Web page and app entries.

★ ★ ★ ★ ★ ★ ★

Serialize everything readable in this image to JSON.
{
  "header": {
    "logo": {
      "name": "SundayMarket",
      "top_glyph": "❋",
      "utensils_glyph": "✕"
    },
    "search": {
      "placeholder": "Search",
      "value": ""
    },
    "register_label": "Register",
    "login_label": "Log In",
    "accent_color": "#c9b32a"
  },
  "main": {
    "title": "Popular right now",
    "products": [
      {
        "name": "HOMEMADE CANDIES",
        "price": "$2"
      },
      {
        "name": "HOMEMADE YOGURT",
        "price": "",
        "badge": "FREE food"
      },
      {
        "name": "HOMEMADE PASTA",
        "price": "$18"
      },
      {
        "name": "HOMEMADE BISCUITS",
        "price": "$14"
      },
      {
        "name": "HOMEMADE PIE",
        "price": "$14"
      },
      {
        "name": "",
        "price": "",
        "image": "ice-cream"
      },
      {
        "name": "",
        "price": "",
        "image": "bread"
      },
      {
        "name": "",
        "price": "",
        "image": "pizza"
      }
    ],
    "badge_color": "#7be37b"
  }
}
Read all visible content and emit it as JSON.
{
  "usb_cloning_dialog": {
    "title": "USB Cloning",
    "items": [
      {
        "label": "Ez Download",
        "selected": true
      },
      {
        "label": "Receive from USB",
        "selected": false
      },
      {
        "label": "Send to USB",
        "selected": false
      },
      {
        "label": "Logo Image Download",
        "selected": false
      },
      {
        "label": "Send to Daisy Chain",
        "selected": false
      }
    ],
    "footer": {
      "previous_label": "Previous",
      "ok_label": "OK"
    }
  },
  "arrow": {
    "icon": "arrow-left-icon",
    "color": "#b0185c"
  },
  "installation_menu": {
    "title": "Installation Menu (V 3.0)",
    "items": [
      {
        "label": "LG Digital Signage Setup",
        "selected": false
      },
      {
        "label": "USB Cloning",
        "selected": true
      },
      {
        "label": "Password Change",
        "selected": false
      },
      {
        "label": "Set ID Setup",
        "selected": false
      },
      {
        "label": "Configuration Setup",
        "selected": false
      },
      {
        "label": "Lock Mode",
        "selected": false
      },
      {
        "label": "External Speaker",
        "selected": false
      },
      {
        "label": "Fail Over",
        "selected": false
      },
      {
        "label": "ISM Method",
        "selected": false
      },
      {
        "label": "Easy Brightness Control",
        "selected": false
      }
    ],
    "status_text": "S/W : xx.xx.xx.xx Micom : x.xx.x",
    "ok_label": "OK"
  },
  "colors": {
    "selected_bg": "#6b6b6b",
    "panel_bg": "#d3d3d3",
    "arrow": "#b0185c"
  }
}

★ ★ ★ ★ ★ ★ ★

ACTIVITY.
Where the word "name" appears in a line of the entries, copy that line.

EXERCISE SOLUTION.
      "name": "SundayMarket",
        "name": "HOMEMADE CANDIES",
        "name": "HOMEMADE YOGURT",
        "name": "HOMEMADE PASTA",
        "name": "HOMEMADE BISCUITS",
        "name": "HOMEMADE PIE",
        "name": "",
        "name": "",
        "name": "",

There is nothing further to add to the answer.